This week also brought more positive news from Iraq. On Wednesday, the Iraqi parliament finally agreed the 2021 budget, ending long-running disputes about the federal government’s share of oil revenue from the Kurdistan region, and the region’s share of federal funds. This will not, of course, solve underlying problems of corruption in the Kurdistan region, which will become even more obvious as this external excuse for the region’s economic difficulties is removed.
In Turkey itself, we have seen more crackdowns on student protests, and growing concerns over the political prisoners who are on hunger strike to demand an end to the isolation of Abdullah Öcalan. And we have even seen a video of government officers confiscating a villager’s sheep – an example of everyday harassment and corruption that Firat News Agency explains is not uncommon.
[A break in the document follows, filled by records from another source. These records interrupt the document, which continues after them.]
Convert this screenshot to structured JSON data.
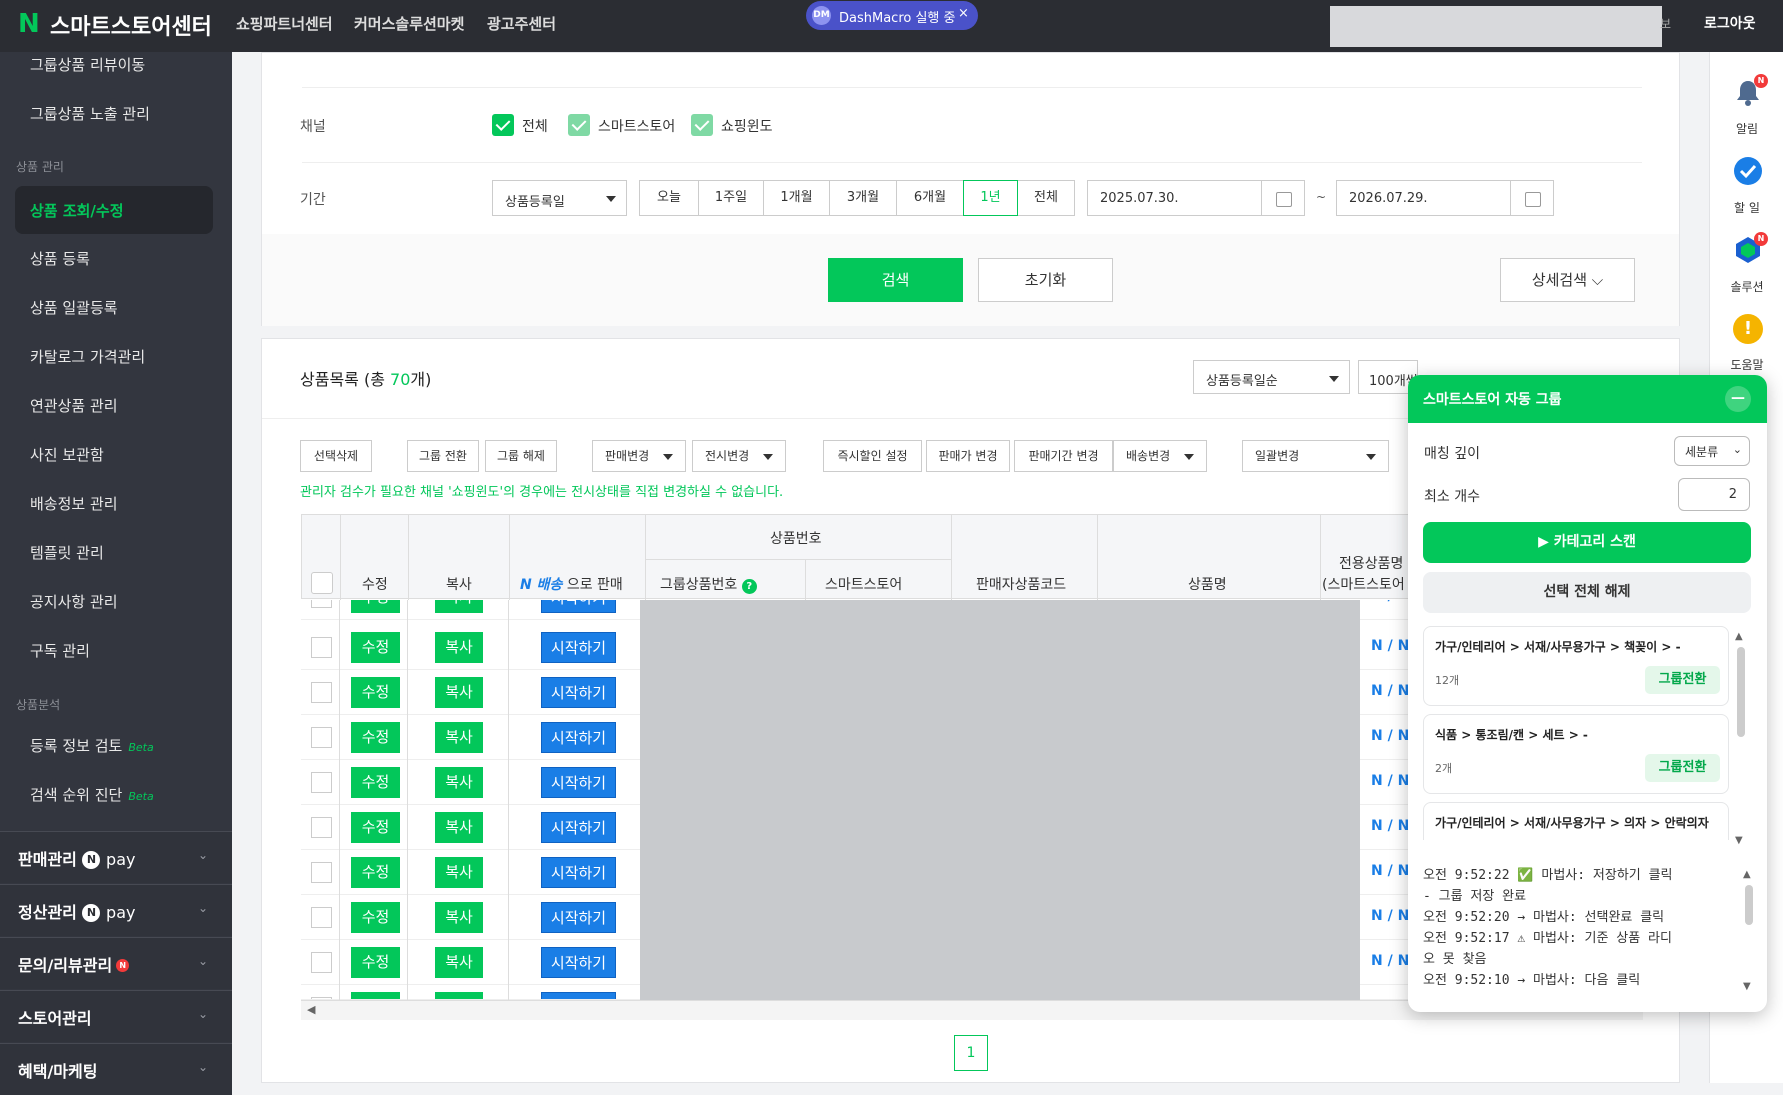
{
  "topbar": {
    "logo_mark": "N",
    "title": "스마트스토어센터",
    "nav": [
      "쇼핑파트너센터",
      "커머스솔루션마켓",
      "광고주센터"
    ],
    "macro_badge": "DM",
    "macro_text": "DashMacro 실행 중",
    "macro_close": "×",
    "partial_text": "보",
    "logout": "로그아웃"
  },
  "sidebar": {
    "items_top": [
      "그룹상품 리뷰이동",
      "그룹상품 노출 관리"
    ],
    "section_product": "상품 관리",
    "active_item": "상품 조회/수정",
    "items": [
      "상품 등록",
      "상품 일괄등록",
      "카탈로그 가격관리",
      "연관상품 관리",
      "사진 보관함",
      "배송정보 관리",
      "템플릿 관리",
      "공지사항 관리",
      "구독 관리"
    ],
    "section_analysis": "상품분석",
    "analysis_items": [
      "등록 정보 검토",
      "검색 순위 진단"
    ],
    "beta": "Beta",
    "groups": [
      "판매관리",
      "정산관리",
      "문의/리뷰관리",
      "스토어관리",
      "혜택/마케팅"
    ],
    "pay_mark": "N",
    "pay_text": "pay",
    "new_badge": "N",
    "chevron": "⌄"
  },
  "filters": {
    "channel_label": "채널",
    "channels": [
      "전체",
      "스마트스토어",
      "쇼핑윈도"
    ],
    "period_label": "기간",
    "period_select": "상품등록일",
    "periods": [
      "오늘",
      "1주일",
      "1개월",
      "3개월",
      "6개월",
      "1년",
      "전체"
    ],
    "period_active": "1년",
    "date_from": "2025.07.30.",
    "date_sep": "~",
    "date_to": "2026.07.29.",
    "search_btn": "검색",
    "reset_btn": "초기화",
    "detail_btn": "상세검색 ⌵"
  },
  "list": {
    "title_prefix": "상품목록 (총 ",
    "count": "70",
    "title_suffix": "개)",
    "sort_select": "상품등록일순",
    "size_select": "100개씩",
    "actions": [
      "선택삭제",
      "그룹 전환",
      "그룹 해제",
      "판매변경",
      "전시변경",
      "즉시할인 설정",
      "판매가 변경",
      "판매기간 변경",
      "배송변경",
      "일괄변경"
    ],
    "warning": "관리자 검수가 필요한 채널 '쇼핑윈도'의 경우에는 전시상태를 직접 변경하실 수 없습니다.",
    "columns": {
      "edit": "수정",
      "copy": "복사",
      "delivery_badge": "N 배송",
      "delivery_suffix": "으로 판매",
      "product_no": "상품번호",
      "group_no": "그룹상품번호",
      "group_help": "?",
      "smartstore": "스마트스토어",
      "seller_code": "판매자상품코드",
      "name": "상품명",
      "exclusive_1": "전용상품명",
      "exclusive_2": "(스마트스토어"
    },
    "row_edit": "수정",
    "row_copy": "복사",
    "row_start": "시작하기",
    "row_nn": "N / N",
    "page": "1"
  },
  "rail": {
    "items": [
      "알림",
      "할 일",
      "솔루션",
      "도움말"
    ],
    "badge": "N",
    "help_glyph": "!"
  },
  "panel": {
    "title": "스마트스토어 자동 그룹",
    "minimize": "—",
    "depth_label": "매칭 깊이",
    "depth_value": "세분류",
    "min_label": "최소 개수",
    "min_value": "2",
    "scan_btn": "▶ 카테고리 스캔",
    "clear_btn": "선택 전체 해제",
    "group_btn": "그룹전환",
    "categories": [
      {
        "path": "가구/인테리어 > 서재/사무용가구 > 책꽂이 > -",
        "count": "12개"
      },
      {
        "path": "식품 > 통조림/캔 > 세트 > -",
        "count": "2개"
      },
      {
        "path": "가구/인테리어 > 서재/사무용가구 > 의자 > 안락의자",
        "count": "2개"
      }
    ],
    "log": [
      "오전 9:52:22 ✅ 마법사: 저장하기 클릭",
      "- 그룹 저장 완료",
      "오전 9:52:20 → 마법사: 선택완료 클릭",
      "오전 9:52:17 ⚠ 마법사: 기준 상품 라디",
      "오 못 찾음",
      "오전 9:52:10 → 마법사: 다음 클릭"
    ]
  }
}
On Wednesday, it was what the HDP has labelled ‘political genocide’ that was postponed. The Constitutional Court sent the indictment calling for the closure of the Peoples’ Democratic Party (HDP) back to the Chief Public Prosecutor, citing ‘procedural deficiencies’. The call for the ban on the HDP came from Devlet Bahçeli, leader of the far-right Nationalist Movement Party (MHP), which the Turkish government relies on for support. Bahçeli responded to the Constitutional Court’s decision by calling for a ban on the Constitutional Court. This battle is far from over, and is, also, only part of the war to prevent the HDP from functioning. A court case against 108 leading party members opens on 26 April. Meanwhile, yesterday evening, deposed HDP MP and human rights defender, Ömer Faruk Gergerlioğlu, was taken from his flat to start a two-and-a-half year prison sentence. He was pushed and shoved out of the door without even being able to put on his shoes and had to be taken from the courthouse to the hospital as he started to experience chest pains.
If the Turkish nightmare is going to end, then different resistance struggles will have to come together – and officially-ingrained prejudices against the Kurds be overcome. In a press conference called on Wednesday in anticipation of his arrest, Gergerlioğlu made a call to the people of Turkey: “I would like to say something to the Turkish people: the Kurdish question has not been triggered by the Kurdish people, but by the state’s actions. It is the other peoples and not the Kurdish people who have to solve this problem. I appeal to the entire society of Turkey: I am not a Kurd. I lost my job because I worked for a solution to the Kurdish question. We have to solve the problem together. It is the children of all of us who are dying. I can be thrown into prison now; many of our colleagues are already there. However, it will not solve anything”.